(Page and application data records)
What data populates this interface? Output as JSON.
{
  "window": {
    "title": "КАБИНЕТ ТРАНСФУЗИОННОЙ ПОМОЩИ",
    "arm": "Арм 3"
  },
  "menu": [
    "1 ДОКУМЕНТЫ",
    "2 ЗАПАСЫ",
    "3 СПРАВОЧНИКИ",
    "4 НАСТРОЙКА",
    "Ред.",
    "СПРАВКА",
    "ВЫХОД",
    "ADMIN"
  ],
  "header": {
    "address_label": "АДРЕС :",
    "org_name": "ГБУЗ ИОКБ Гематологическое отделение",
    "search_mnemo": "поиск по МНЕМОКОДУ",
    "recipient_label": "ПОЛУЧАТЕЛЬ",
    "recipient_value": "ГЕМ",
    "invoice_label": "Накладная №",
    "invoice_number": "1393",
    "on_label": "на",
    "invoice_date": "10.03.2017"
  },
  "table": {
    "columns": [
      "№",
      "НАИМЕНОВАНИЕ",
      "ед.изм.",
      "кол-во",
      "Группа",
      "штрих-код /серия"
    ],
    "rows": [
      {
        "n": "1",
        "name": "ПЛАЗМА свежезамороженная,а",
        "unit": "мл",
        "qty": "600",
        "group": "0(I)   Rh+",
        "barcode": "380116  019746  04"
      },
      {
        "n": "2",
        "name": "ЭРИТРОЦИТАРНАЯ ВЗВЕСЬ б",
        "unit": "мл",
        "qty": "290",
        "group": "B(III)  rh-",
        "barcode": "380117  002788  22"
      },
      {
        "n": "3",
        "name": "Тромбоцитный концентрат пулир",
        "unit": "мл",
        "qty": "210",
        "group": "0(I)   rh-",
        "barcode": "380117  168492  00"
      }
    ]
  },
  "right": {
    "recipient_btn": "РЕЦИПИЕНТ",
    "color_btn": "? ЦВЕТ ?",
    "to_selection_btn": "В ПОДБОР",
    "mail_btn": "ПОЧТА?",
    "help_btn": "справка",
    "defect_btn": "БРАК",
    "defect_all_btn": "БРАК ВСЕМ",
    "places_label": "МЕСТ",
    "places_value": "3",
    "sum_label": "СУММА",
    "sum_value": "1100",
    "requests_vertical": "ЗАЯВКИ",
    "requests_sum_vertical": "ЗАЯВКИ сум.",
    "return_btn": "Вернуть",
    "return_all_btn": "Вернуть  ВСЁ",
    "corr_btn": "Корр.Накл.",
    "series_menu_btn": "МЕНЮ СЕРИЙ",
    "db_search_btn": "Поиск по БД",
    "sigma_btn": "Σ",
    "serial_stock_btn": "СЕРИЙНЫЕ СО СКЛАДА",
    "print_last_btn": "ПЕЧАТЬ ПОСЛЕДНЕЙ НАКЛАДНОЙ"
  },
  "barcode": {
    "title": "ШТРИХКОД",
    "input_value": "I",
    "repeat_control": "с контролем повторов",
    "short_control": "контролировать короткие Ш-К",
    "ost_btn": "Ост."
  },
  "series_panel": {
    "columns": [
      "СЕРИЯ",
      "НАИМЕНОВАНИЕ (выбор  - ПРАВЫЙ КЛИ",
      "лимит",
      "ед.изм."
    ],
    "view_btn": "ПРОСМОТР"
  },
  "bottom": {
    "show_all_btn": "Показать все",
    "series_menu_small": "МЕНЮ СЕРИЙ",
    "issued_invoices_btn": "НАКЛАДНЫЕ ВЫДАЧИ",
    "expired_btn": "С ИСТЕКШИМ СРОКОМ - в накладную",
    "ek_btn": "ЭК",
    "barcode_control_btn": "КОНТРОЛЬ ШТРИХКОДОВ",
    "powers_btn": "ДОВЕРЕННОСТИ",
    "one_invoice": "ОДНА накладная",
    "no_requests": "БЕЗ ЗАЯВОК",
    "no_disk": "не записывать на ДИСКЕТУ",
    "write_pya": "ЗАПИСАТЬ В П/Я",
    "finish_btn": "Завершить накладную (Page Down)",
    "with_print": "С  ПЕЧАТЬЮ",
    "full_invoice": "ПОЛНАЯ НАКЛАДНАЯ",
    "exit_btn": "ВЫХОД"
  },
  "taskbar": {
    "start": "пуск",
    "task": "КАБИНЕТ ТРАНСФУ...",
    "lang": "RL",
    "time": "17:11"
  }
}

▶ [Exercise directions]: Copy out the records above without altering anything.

▶ [Output of the exercise]:
What data populates this interface? Output as JSON.
{
  "window": {
    "title": "КАБИНЕТ ТРАНСФУЗИОННОЙ ПОМОЩИ",
    "arm": "Арм 3"
  },
  "menu": [
    "1 ДОКУМЕНТЫ",
    "2 ЗАПАСЫ",
    "3 СПРАВОЧНИКИ",
    "4 НАСТРОЙКА",
    "Ред.",
    "СПРАВКА",
    "ВЫХОД",
    "ADMIN"
  ],
  "header": {
    "address_label": "АДРЕС :",
    "org_name": "ГБУЗ ИОКБ Гематологическое отделение",
    "search_mnemo": "поиск по МНЕМОКОДУ",
    "recipient_label": "ПОЛУЧАТЕЛЬ",
    "recipient_value": "ГЕМ",
    "invoice_label": "Накладная №",
    "invoice_number": "1393",
    "on_label": "на",
    "invoice_date": "10.03.2017"
  },
  "table": {
    "columns": [
      "№",
      "НАИМЕНОВАНИЕ",
      "ед.изм.",
      "кол-во",
      "Группа",
      "штрих-код /серия"
    ],
    "rows": [
      {
        "n": "1",
        "name": "ПЛАЗМА свежезамороженная,а",
        "unit": "мл",
        "qty": "600",
        "group": "0(I)   Rh+",
        "barcode": "380116  019746  04"
      },
      {
        "n": "2",
        "name": "ЭРИТРОЦИТАРНАЯ ВЗВЕСЬ б",
        "unit": "мл",
        "qty": "290",
        "group": "B(III)  rh-",
        "barcode": "380117  002788  22"
      },
      {
        "n": "3",
        "name": "Тромбоцитный концентрат пулир",
        "unit": "мл",
        "qty": "210",
        "group": "0(I)   rh-",
        "barcode": "380117  168492  00"
      }
    ]
  },
  "right": {
    "recipient_btn": "РЕЦИПИЕНТ",
    "color_btn": "? ЦВЕТ ?",
    "to_selection_btn": "В ПОДБОР",
    "mail_btn": "ПОЧТА?",
    "help_btn": "справка",
    "defect_btn": "БРАК",
    "defect_all_btn": "БРАК ВСЕМ",
    "places_label": "МЕСТ",
    "places_value": "3",
    "sum_label": "СУММА",
    "sum_value": "1100",
    "requests_vertical": "ЗАЯВКИ",
    "requests_sum_vertical": "ЗАЯВКИ сум.",
    "return_btn": "Вернуть",
    "return_all_btn": "Вернуть  ВСЁ",
    "corr_btn": "Корр.Накл.",
    "series_menu_btn": "МЕНЮ СЕРИЙ",
    "db_search_btn": "Поиск по БД",
    "sigma_btn": "Σ",
    "serial_stock_btn": "СЕРИЙНЫЕ СО СКЛАДА",
    "print_last_btn": "ПЕЧАТЬ ПОСЛЕДНЕЙ НАКЛАДНОЙ"
  },
  "barcode": {
    "title": "ШТРИХКОД",
    "input_value": "I",
    "repeat_control": "с контролем повторов",
    "short_control": "контролировать короткие Ш-К",
    "ost_btn": "Ост."
  },
  "series_panel": {
    "columns": [
      "СЕРИЯ",
      "НАИМЕНОВАНИЕ (выбор  - ПРАВЫЙ КЛИ",
      "лимит",
      "ед.изм."
    ],
    "view_btn": "ПРОСМОТР"
  },
  "bottom": {
    "show_all_btn": "Показать все",
    "series_menu_small": "МЕНЮ СЕРИЙ",
    "issued_invoices_btn": "НАКЛАДНЫЕ ВЫДАЧИ",
    "expired_btn": "С ИСТЕКШИМ СРОКОМ - в накладную",
    "ek_btn": "ЭК",
    "barcode_control_btn": "КОНТРОЛЬ ШТРИХКОДОВ",
    "powers_btn": "ДОВЕРЕННОСТИ",
    "one_invoice": "ОДНА накладная",
    "no_requests": "БЕЗ ЗАЯВОК",
    "no_disk": "не записывать на ДИСКЕТУ",
    "write_pya": "ЗАПИСАТЬ В П/Я",
    "finish_btn": "Завершить накладную (Page Down)",
    "with_print": "С  ПЕЧАТЬЮ",
    "full_invoice": "ПОЛНАЯ НАКЛАДНАЯ",
    "exit_btn": "ВЫХОД"
  },
  "taskbar": {
    "start": "пуск",
    "task": "КАБИНЕТ ТРАНСФУ...",
    "lang": "RL",
    "time": "17:11"
  }
}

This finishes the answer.